Make a ghost:
Simple-grab a sheet, draw a face, put some stuffing in the head, tie a string around the neck and hang it on your porch or a tree.
Feeling a little more motivated? Make a field of ghosts.
Take a piece of wood or cut it into a shape. Paint it in Halloween style and stick it in the ground or on top of a piece of hay.
Make your own out of clay or buy one made of clay. You can still add a light inside and reuse it for years to come without adding plastic to our environment.
Gourds make great Halloween decorations! Buy them plain or already decorated.
Share your ideas to unplastic Halloween below!

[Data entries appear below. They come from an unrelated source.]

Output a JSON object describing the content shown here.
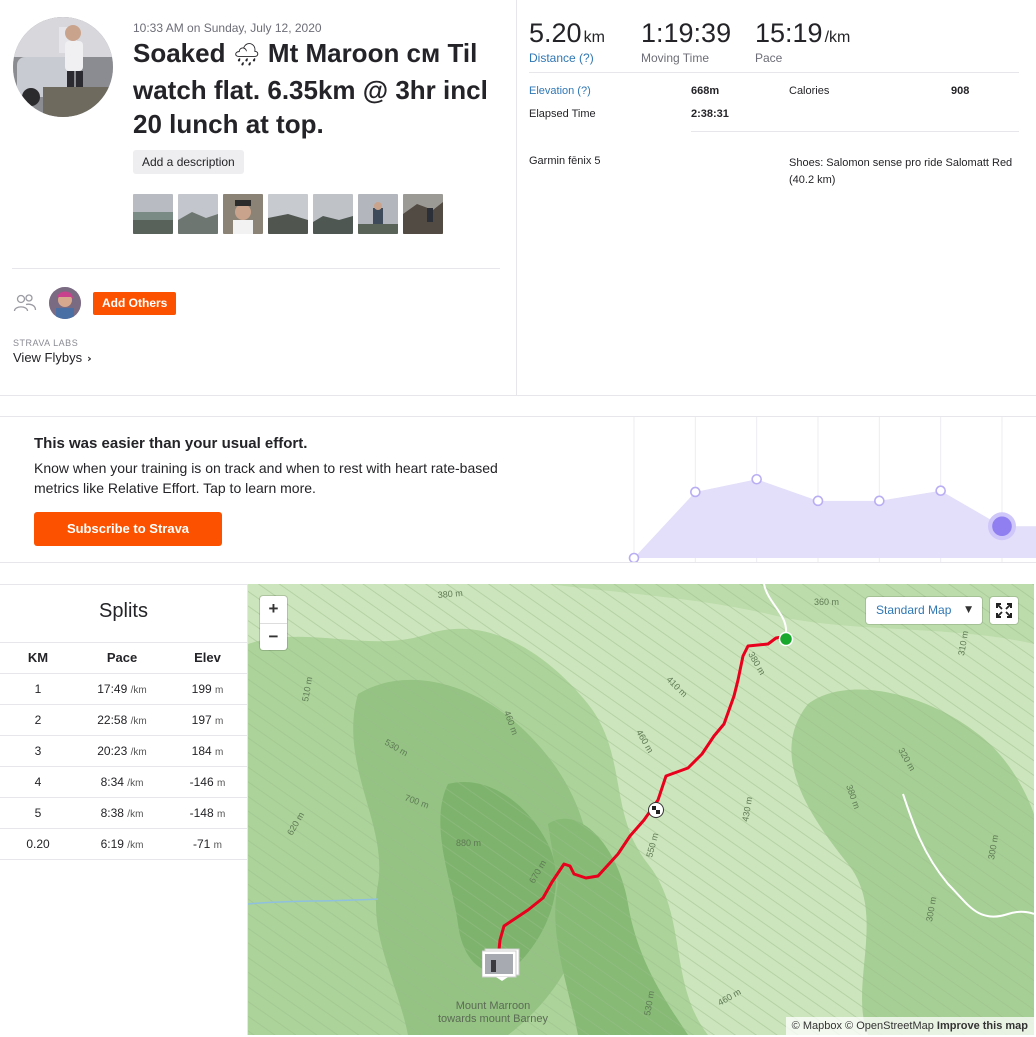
{
  "activity": {
    "timestamp": "10:33 AM on Sunday, July 12, 2020",
    "title_part1": "Soaked",
    "title_emoji": "🌧",
    "title_part2": "Mt Maroon ᴄᴍ Til watch flat. 6.35km @ 3hr incl 20 lunch at top.",
    "add_description": "Add a description",
    "photo_count": 7
  },
  "social": {
    "add_others": "Add Others",
    "labs_label": "STRAVA LABS",
    "view_flybys": "View Flybys",
    "chevron": "›"
  },
  "stats": {
    "distance": {
      "value": "5.20",
      "unit": "km",
      "label": "Distance (?)"
    },
    "moving_time": {
      "value": "1:19:39",
      "label": "Moving Time"
    },
    "pace": {
      "value": "15:19",
      "unit": "/km",
      "label": "Pace"
    },
    "elevation_label": "Elevation (?)",
    "elevation_value": "668m",
    "calories_label": "Calories",
    "calories_value": "908",
    "elapsed_label": "Elapsed Time",
    "elapsed_value": "2:38:31",
    "device": "Garmin fēnix 5",
    "shoes": "Shoes: Salomon sense pro ride Salomatt Red (40.2 km)"
  },
  "effort": {
    "title": "This was easier than your usual effort.",
    "body": "Know when your training is on track and when to rest with heart rate-based metrics like Relative Effort. Tap to learn more.",
    "cta": "Subscribe to Strava",
    "chart_data": {
      "type": "area",
      "values": [
        0,
        0.52,
        0.62,
        0.45,
        0.45,
        0.53,
        0.25
      ],
      "highlight_last": true,
      "colors": {
        "fill": "#e3def9",
        "line": "#b9aef3",
        "point": "#8f7ff0"
      }
    }
  },
  "splits": {
    "title": "Splits",
    "headers": [
      "KM",
      "Pace",
      "Elev"
    ],
    "pace_unit": "/km",
    "elev_unit": "m",
    "rows": [
      {
        "km": "1",
        "pace": "17:49",
        "elev": "199"
      },
      {
        "km": "2",
        "pace": "22:58",
        "elev": "197"
      },
      {
        "km": "3",
        "pace": "20:23",
        "elev": "184"
      },
      {
        "km": "4",
        "pace": "8:34",
        "elev": "-146"
      },
      {
        "km": "5",
        "pace": "8:38",
        "elev": "-148"
      },
      {
        "km": "0.20",
        "pace": "6:19",
        "elev": "-71"
      }
    ]
  },
  "map": {
    "zoom_in": "+",
    "zoom_out": "−",
    "style_label": "Standard Map",
    "caret": "▼",
    "attribution_1": "© Mapbox",
    "attribution_2": "© OpenStreetMap",
    "attribution_link": "Improve this map",
    "poi_line1": "Mount Marroon",
    "poi_line2": "towards mount Barney",
    "contour_labels": [
      "380 m",
      "360 m",
      "380 m",
      "410 m",
      "460 m",
      "510 m",
      "530 m",
      "460 m",
      "700 m",
      "620 m",
      "880 m",
      "670 m",
      "550 m",
      "430 m",
      "380 m",
      "320 m",
      "310 m",
      "300 m",
      "300 m",
      "460 m",
      "530 m"
    ],
    "colors": {
      "route": "#e8001c",
      "start": "#18a82b",
      "water": "#8fc0de",
      "road": "#ffffff"
    }
  },
  "colors": {
    "brand": "#fc5200",
    "link": "#2f77b4",
    "text": "#242428"
  }
}
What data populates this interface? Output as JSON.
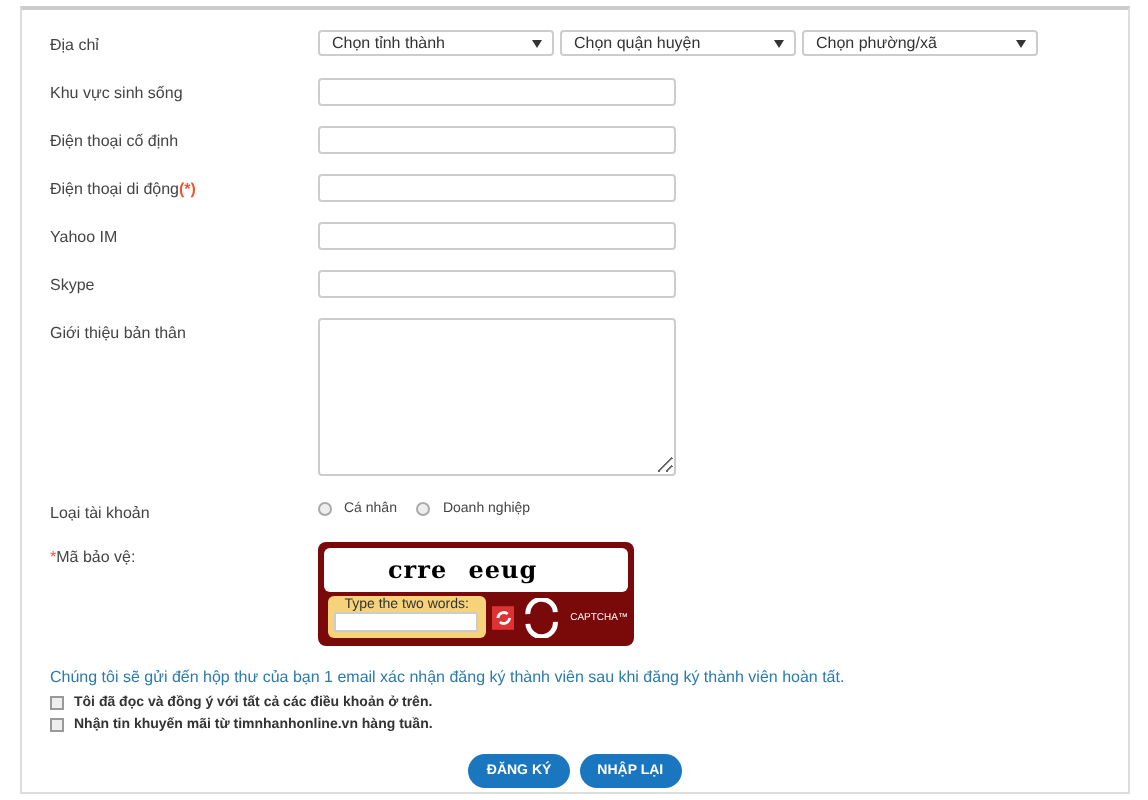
{
  "address": {
    "label": "Địa chỉ",
    "selects": [
      "Chọn tỉnh thành",
      "Chọn quận huyện",
      "Chọn phường/xã"
    ]
  },
  "fields": [
    {
      "label": "Khu vực sinh sống"
    },
    {
      "label": "Điện thoại cố định"
    },
    {
      "label": "Điện thoại di động",
      "required_mark": "(*)"
    },
    {
      "label": "Yahoo IM"
    },
    {
      "label": "Skype"
    }
  ],
  "intro": {
    "label": "Giới thiệu bản thân"
  },
  "account_type": {
    "label": "Loại tài khoản",
    "options": [
      {
        "label": "Cá nhân",
        "selected": false
      },
      {
        "label": "Doanh nghiệp",
        "selected": false
      }
    ]
  },
  "captcha": {
    "required_mark": "*",
    "label": "Mã bảo vệ:",
    "words": "crre eeug",
    "prompt": "Type the two words:",
    "brand": "CAPTCHA™"
  },
  "notice": "Chúng tôi sẽ gửi đến hộp thư của bạn 1 email xác nhận đăng ký thành viên sau khi đăng ký thành viên hoàn tất.",
  "checkboxes": [
    {
      "label": "Tôi đã đọc và đồng ý với tất cả các điều khoản ở trên.",
      "checked": false
    },
    {
      "label": "Nhận tin khuyến mãi từ timnhanhonline.vn hàng tuần.",
      "checked": false
    }
  ],
  "buttons": [
    "ĐĂNG KÝ",
    "NHẬP LẠI"
  ]
}
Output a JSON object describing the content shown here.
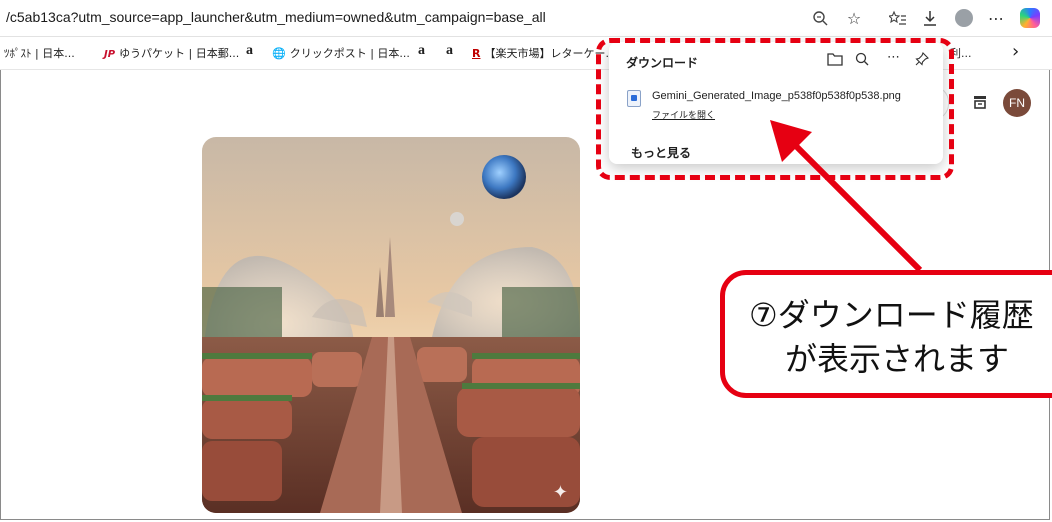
{
  "browser": {
    "url": "/c5ab13ca?utm_source=app_launcher&utm_medium=owned&utm_campaign=base_all",
    "toolbar_icons": [
      "zoom-icon",
      "favorite-star-icon",
      "favorites-list-icon",
      "download-icon",
      "profile-icon",
      "more-icon",
      "copilot-icon"
    ],
    "more_glyph": "⋯"
  },
  "bookmarks": {
    "items": [
      {
        "label": "ﾂﾎﾟｽﾄ | 日本...",
        "icon": ""
      },
      {
        "label": "ゆうパケット | 日本郵...",
        "icon": "JP"
      },
      {
        "label": "a",
        "icon": "amazon"
      },
      {
        "label": "クリックポスト | 日本...",
        "icon": "globe"
      },
      {
        "label": "a",
        "icon": "amazon"
      },
      {
        "label": "a",
        "icon": "amazon"
      },
      {
        "label": "【楽天市場】レターケー...",
        "icon": "R"
      },
      {
        "label": "利...",
        "icon": ""
      }
    ],
    "overflow": "›"
  },
  "page": {
    "avatar_initials": "FN"
  },
  "downloads": {
    "title": "ダウンロード",
    "filename": "Gemini_Generated_Image_p538f0p538f0p538.png",
    "open_file": "ファイルを開く",
    "see_more": "もっと見る",
    "tool_icons": [
      "folder-icon",
      "search-icon",
      "more-icon",
      "pin-icon"
    ]
  },
  "annotation": {
    "line1": "⑦ダウンロード履歴",
    "line2": "が表示されます",
    "color": "#e60012"
  }
}
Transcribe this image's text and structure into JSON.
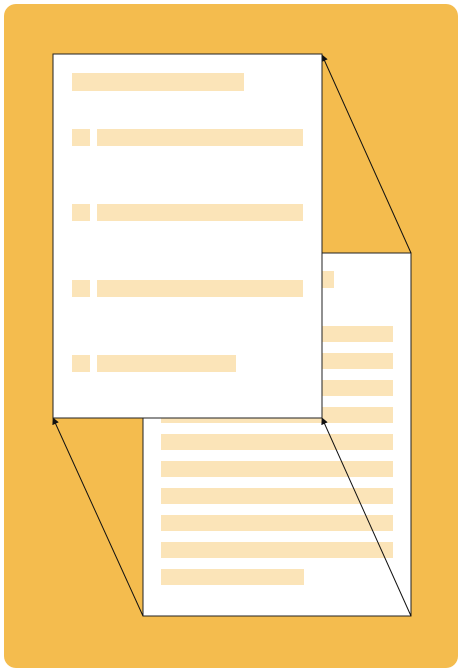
{
  "illustration": {
    "name": "document-summary-illustration",
    "colors": {
      "background": "#F4BC4E",
      "page": "#FFFFFF",
      "page_border": "#222222",
      "placeholder_line": "#FBE4B8",
      "arrow": "#111111"
    },
    "front_page": {
      "kind": "bullet-list",
      "title_bar_count": 1,
      "bullet_count": 4
    },
    "back_page": {
      "kind": "paragraph",
      "line_count": 10
    }
  }
}
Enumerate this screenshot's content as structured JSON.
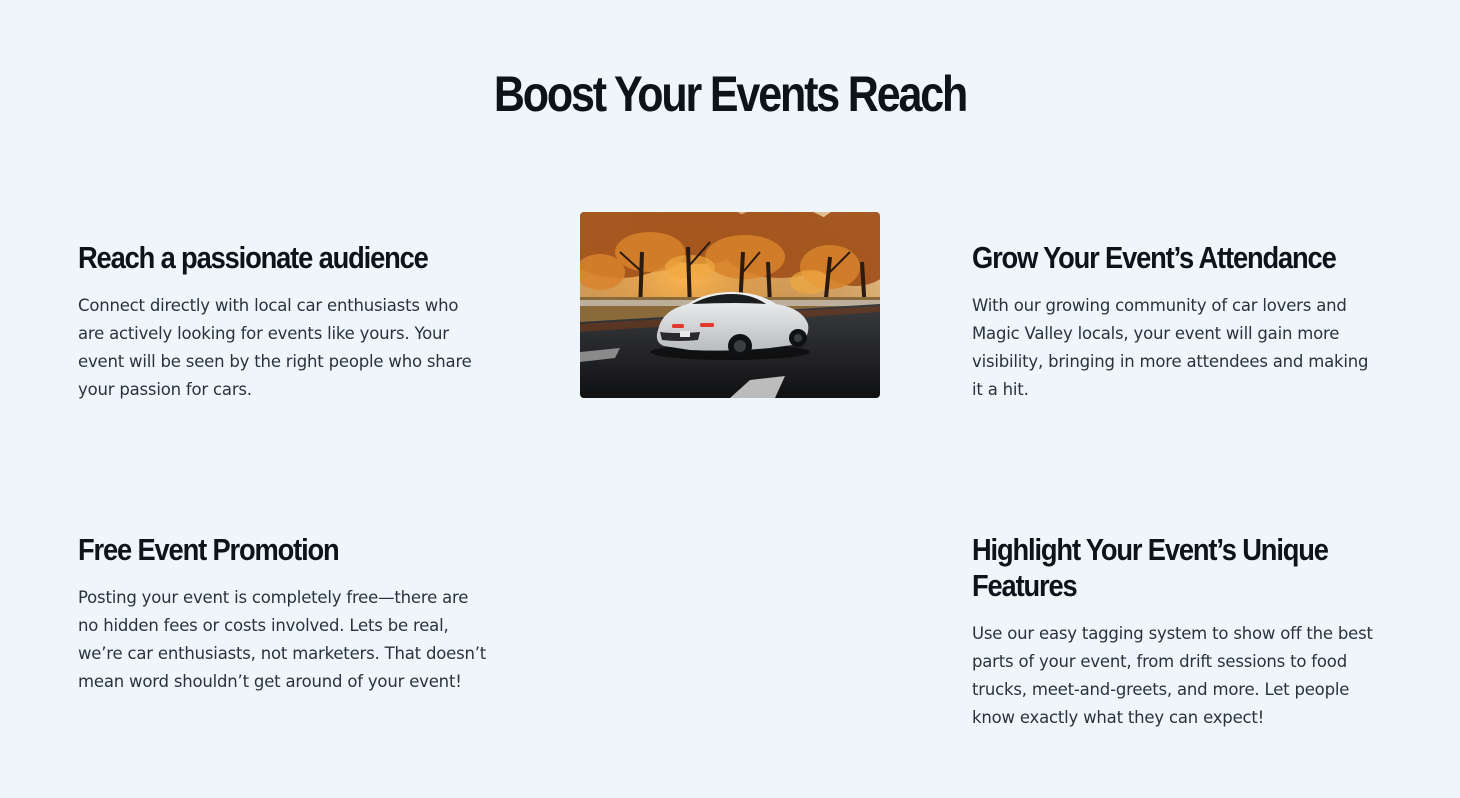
{
  "page": {
    "title": "Boost Your Events Reach",
    "background_color": "#eef5fb",
    "text_color": "#0d1419"
  },
  "features": [
    {
      "heading": "Reach a passionate audience",
      "body": "Connect directly with local car enthusiasts who are actively looking for events like yours. Your event will be seen by the right people who share your passion for cars."
    },
    {
      "heading": "Grow Your Event’s Attendance",
      "body": "With our growing community of car lovers and Magic Valley locals, your event will gain more visibility, bringing in more attendees and making it a hit."
    },
    {
      "heading": "Free Event Promotion",
      "body": "Posting your event is completely free—there are no hidden fees or costs involved. Lets be real, we’re car enthusiasts, not marketers. That doesn’t mean word shouldn’t get around of your event!"
    },
    {
      "heading": "Highlight Your Event’s Unique Features",
      "body": "Use our easy tagging system to show off the best parts of your event, from drift sessions to food trucks, meet-and-greets, and more. Let people know exactly what they can expect!"
    }
  ],
  "image": {
    "icon": "car-photo"
  }
}
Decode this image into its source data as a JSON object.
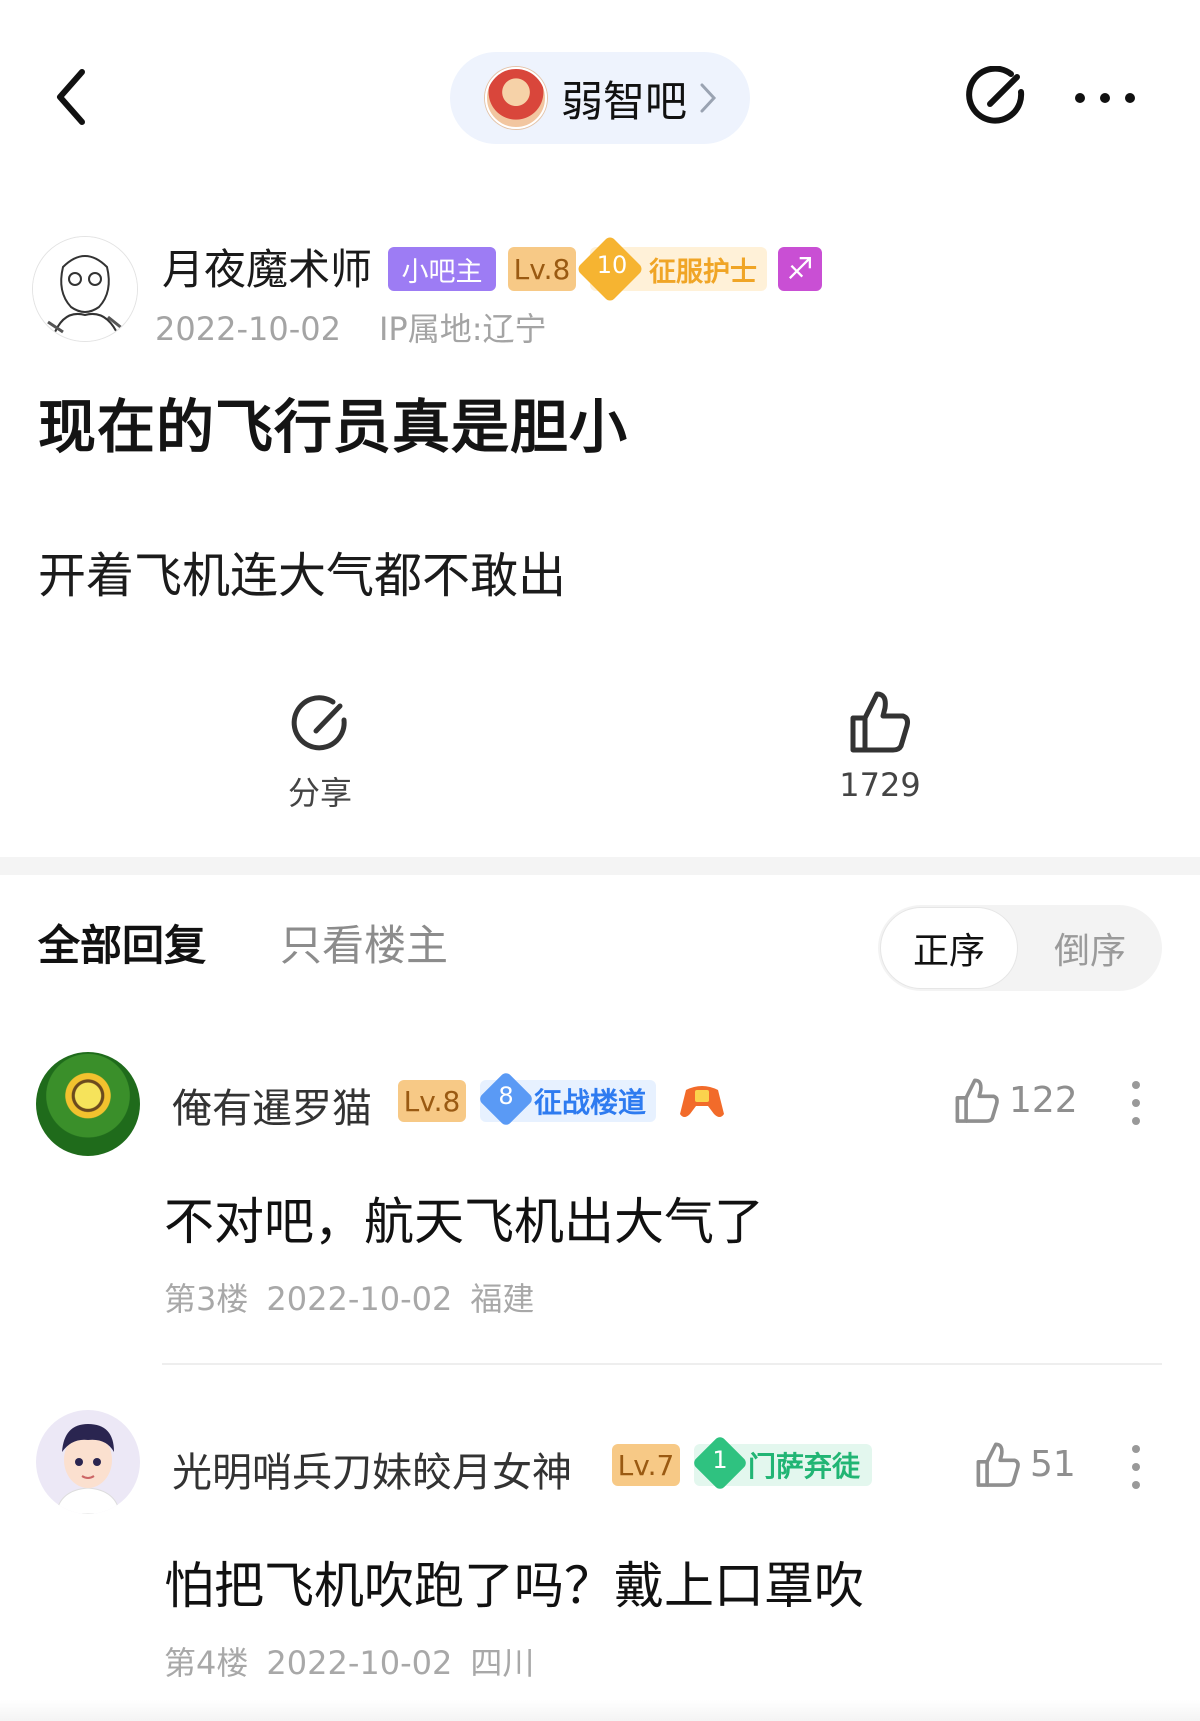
{
  "forum": {
    "name": "弱智吧"
  },
  "post": {
    "author": {
      "name": "月夜魔术师",
      "role_badge": "小吧主",
      "level": "Lv.8",
      "conquer_level": "10",
      "conquer_title": "征服护士",
      "zodiac_badge": "♐"
    },
    "date": "2022-10-02",
    "ip_location": "IP属地:辽宁",
    "title": "现在的飞行员真是胆小",
    "body": "开着飞机连大气都不敢出",
    "share_label": "分享",
    "like_count": "1729"
  },
  "reply_tabs": {
    "all": "全部回复",
    "owner_only": "只看楼主"
  },
  "sort": {
    "asc": "正序",
    "desc": "倒序"
  },
  "comments": [
    {
      "user": "俺有暹罗猫",
      "level": "Lv.8",
      "badge_level": "8",
      "badge_title": "征战楼道",
      "text": "不对吧，航天飞机出大气了",
      "floor": "第3楼",
      "date": "2022-10-02",
      "location": "福建",
      "likes": "122"
    },
    {
      "user": "光明哨兵刀妹皎月女神",
      "level": "Lv.7",
      "badge_level": "1",
      "badge_title": "门萨弃徒",
      "text": "怕把飞机吹跑了吗？戴上口罩吹",
      "floor": "第4楼",
      "date": "2022-10-02",
      "location": "四川",
      "likes": "51"
    }
  ],
  "colors": {
    "owner_badge": "#9d7cf4",
    "level_badge": "#f7c986",
    "conquer_badge": "#f6b431",
    "blue_badge": "#5a9af5",
    "green_badge": "#2fc280",
    "pill_bg": "#eef3fd"
  },
  "icons": [
    "back-arrow-icon",
    "chevron-right-icon",
    "share-icon",
    "more-icon",
    "thumbs-up-icon",
    "vertical-more-icon",
    "game-controller-icon"
  ]
}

The National Retail Federation estimated that in 2015, more than 157 million Americans planned to celebrate Halloween. Total spending in 2015 was estimated to be $6.9 billion, with the average American celebrating spending $74 on decorations, candy, costumes and more. Estimates for 2016 spending is 8.4 billion dollars. That’s a lot of stuff. If you go into any retail store, you will quickly see a lot of those sales items are made from plastic.
Helping to clean up our environment can seem overwhelming. However, when each of us pitches in, even a little it can add up to a BIG difference. Let’s take a look, for example, at what the trick-or-treaters will use to collect their goods.
I don’t know about you, but when we were kids we used pillowcases and so did most of our friends. What about a small basket?
If every child used a non-plastic collection device, just think how many plastic pumpkin buckets could be avoided. If we don’t buy them, guess what? Retailers won’t order them. Just think of the millions of plastic treat collection containers that could be eliminated! An added benefit-you can save a few dollars using something you already own. A win-win.
What tips do you have to unplastic Halloween? Please share in the comments below.
Okay, so now we know two REALLY scary things about Halloween, right? Ready to make them a little less scary, more fun, and healthy? Let's start with idea number one; make a scarecrow as a Halloween decoration rather than store bought plastic decorations.
Kids LOVE to make scarecrows! It is pretty easy to do, gets them outside and keeps them entertained for quite a while. Gather some old clothing-theirs, yours, other family members. Do you have some old hats or caps you could use? A pillowcase or swath of cloth, like burlap to make a head? Maybe you would rather use a pumpkin or gourd for a head? if you have access to straw, great, if not newspaper or anything else you can come up with for stuffing will work. You can be as creative as your mind and resources allow. The best part about scarecrows is that they not only make great Halloween decorations, they also serve as harvest accents right through Thanksgiving.
Looking for more inspiration or more detailed instructions? Google “How To Make A Scarecrow”, there are plenty of great examples.
What ideas do you have to unplastic this Halloween? Have you decorated without plastic? We would love to see what you come up with!